Work to complete. Locate every line below that contains the word "main" and copy it.

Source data
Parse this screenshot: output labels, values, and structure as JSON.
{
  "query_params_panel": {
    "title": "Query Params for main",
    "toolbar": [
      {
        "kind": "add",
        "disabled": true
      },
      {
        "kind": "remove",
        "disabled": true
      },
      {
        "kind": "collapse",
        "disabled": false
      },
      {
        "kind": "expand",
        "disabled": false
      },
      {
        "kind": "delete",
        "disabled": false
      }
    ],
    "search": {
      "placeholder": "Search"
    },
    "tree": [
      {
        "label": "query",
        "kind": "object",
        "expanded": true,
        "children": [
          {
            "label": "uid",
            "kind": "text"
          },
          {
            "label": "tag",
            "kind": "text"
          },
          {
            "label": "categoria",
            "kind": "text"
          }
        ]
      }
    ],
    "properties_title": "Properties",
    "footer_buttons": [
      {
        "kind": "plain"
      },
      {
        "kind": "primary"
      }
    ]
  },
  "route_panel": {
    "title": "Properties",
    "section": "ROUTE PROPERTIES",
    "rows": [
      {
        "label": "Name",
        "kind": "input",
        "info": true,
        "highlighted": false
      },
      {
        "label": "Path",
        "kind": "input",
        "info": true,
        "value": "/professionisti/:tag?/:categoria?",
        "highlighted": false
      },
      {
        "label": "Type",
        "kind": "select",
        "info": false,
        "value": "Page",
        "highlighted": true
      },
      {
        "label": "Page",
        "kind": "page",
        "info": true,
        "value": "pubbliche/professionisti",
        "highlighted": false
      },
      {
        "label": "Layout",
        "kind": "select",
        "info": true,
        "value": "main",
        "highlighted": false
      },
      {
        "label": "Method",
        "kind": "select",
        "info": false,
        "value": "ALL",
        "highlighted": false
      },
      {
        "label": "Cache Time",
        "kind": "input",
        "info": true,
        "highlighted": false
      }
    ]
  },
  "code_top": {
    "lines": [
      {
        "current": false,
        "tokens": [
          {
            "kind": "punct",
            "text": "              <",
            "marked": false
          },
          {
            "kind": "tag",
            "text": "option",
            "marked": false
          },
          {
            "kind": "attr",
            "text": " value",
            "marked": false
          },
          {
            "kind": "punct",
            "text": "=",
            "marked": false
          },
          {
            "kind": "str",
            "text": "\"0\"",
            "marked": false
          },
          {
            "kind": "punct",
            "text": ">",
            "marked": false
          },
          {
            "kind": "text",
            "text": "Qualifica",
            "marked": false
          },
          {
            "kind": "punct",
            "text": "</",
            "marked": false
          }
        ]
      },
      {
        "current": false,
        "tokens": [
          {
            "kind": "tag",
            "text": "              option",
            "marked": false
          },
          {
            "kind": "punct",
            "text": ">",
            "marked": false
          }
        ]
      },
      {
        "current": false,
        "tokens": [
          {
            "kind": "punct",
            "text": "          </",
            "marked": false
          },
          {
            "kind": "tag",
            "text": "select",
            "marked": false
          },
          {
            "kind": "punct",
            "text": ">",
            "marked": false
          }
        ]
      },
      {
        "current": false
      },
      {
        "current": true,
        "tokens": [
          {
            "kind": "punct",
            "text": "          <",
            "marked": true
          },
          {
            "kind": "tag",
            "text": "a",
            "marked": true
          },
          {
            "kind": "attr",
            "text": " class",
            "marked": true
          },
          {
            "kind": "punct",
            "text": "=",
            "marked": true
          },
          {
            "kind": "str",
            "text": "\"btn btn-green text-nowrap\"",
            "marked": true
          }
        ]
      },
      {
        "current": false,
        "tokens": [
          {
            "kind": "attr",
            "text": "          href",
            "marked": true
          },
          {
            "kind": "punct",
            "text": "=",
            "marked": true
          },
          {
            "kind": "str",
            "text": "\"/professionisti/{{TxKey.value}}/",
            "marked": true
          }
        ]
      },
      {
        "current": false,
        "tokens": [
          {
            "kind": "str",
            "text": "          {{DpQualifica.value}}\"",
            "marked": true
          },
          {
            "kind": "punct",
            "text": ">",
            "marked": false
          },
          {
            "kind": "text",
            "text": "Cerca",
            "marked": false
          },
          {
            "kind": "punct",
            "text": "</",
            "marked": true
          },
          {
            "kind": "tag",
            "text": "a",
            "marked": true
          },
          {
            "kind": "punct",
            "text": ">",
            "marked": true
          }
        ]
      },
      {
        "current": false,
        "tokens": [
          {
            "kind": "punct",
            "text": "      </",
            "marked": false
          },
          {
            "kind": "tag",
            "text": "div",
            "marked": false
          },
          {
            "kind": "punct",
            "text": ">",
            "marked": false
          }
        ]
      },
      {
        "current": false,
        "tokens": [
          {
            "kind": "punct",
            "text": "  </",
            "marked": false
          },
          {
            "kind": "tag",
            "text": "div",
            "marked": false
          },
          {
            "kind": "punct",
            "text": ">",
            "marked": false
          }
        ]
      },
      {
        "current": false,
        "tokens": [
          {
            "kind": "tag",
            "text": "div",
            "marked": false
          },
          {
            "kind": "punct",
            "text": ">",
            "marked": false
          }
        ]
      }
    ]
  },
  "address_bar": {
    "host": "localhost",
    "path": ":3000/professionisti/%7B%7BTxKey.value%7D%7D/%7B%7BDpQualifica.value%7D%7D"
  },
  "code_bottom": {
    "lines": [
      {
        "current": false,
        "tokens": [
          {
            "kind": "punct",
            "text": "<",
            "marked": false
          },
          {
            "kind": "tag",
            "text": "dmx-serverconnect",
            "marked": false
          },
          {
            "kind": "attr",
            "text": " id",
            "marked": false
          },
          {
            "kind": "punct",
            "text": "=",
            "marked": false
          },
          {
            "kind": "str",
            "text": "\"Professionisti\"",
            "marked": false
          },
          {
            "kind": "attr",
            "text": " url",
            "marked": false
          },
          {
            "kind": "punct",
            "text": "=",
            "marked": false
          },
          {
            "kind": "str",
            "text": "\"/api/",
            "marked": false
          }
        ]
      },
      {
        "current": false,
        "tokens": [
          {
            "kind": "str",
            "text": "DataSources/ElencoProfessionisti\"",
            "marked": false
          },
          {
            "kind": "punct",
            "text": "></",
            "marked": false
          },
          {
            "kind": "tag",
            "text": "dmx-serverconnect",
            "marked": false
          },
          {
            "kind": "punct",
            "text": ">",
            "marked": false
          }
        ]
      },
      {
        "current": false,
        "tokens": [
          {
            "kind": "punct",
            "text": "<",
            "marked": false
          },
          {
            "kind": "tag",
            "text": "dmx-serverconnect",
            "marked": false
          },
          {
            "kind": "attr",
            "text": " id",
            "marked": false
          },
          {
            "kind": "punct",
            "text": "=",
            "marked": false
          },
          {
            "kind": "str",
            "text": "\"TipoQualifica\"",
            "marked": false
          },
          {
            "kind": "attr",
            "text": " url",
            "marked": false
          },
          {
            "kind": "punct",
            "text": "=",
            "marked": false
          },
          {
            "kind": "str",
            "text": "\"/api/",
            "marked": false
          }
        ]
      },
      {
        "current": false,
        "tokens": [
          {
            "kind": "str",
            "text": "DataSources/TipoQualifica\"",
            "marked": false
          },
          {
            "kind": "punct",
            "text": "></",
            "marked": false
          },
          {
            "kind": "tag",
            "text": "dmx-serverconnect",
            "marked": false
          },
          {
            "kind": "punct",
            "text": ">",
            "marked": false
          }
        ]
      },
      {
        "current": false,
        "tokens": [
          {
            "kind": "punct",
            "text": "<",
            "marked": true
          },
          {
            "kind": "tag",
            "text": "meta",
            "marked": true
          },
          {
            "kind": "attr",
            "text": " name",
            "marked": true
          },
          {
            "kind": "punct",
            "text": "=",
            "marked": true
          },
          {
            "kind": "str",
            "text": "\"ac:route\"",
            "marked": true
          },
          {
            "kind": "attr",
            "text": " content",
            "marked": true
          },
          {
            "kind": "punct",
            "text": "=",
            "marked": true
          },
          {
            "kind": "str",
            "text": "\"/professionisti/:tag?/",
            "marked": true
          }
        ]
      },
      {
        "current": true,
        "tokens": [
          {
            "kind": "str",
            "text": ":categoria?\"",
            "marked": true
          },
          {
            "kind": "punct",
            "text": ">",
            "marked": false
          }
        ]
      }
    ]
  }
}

Result of this task.
    "title": "Query Params for main",
        "value": "main",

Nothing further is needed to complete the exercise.